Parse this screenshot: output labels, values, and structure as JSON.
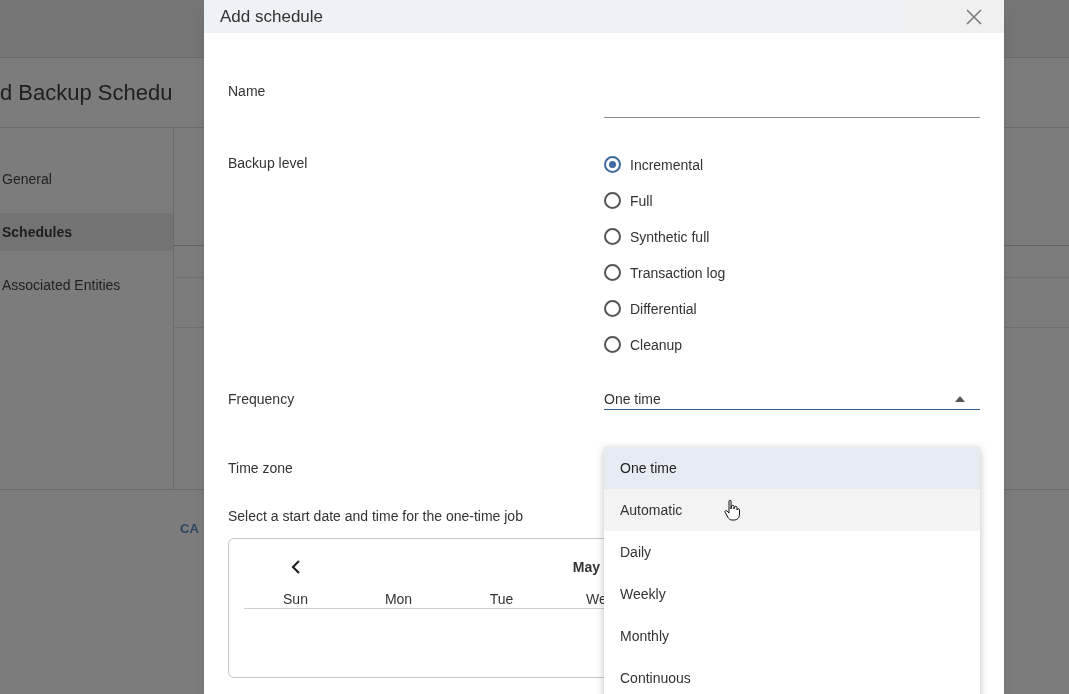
{
  "background_page": {
    "title": "d Backup Schedu",
    "nav_items": [
      {
        "label": "General",
        "selected": false
      },
      {
        "label": "Schedules",
        "selected": true
      },
      {
        "label": "Associated Entities",
        "selected": false
      }
    ],
    "footer_button": "CA"
  },
  "dialog": {
    "title": "Add schedule",
    "name_label": "Name",
    "backup_level_label": "Backup level",
    "backup_levels": [
      {
        "label": "Incremental",
        "selected": true
      },
      {
        "label": "Full",
        "selected": false
      },
      {
        "label": "Synthetic full",
        "selected": false
      },
      {
        "label": "Transaction log",
        "selected": false
      },
      {
        "label": "Differential",
        "selected": false
      },
      {
        "label": "Cleanup",
        "selected": false
      }
    ],
    "frequency_label": "Frequency",
    "frequency_value": "One time",
    "time_zone_label": "Time zone",
    "start_prompt": "Select a start date and time for the one-time job",
    "calendar": {
      "month": "May",
      "weekdays": [
        "Sun",
        "Mon",
        "Tue",
        "We"
      ]
    }
  },
  "frequency_menu": [
    {
      "label": "One time",
      "selected": true,
      "hovered": false
    },
    {
      "label": "Automatic",
      "selected": false,
      "hovered": true
    },
    {
      "label": "Daily",
      "selected": false,
      "hovered": false
    },
    {
      "label": "Weekly",
      "selected": false,
      "hovered": false
    },
    {
      "label": "Monthly",
      "selected": false,
      "hovered": false
    },
    {
      "label": "Continuous",
      "selected": false,
      "hovered": false
    }
  ]
}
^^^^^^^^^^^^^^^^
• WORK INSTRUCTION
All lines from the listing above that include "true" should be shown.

• SOLUTION
        "selected": true
        "selected": true
      "selected": true,
      "hovered": true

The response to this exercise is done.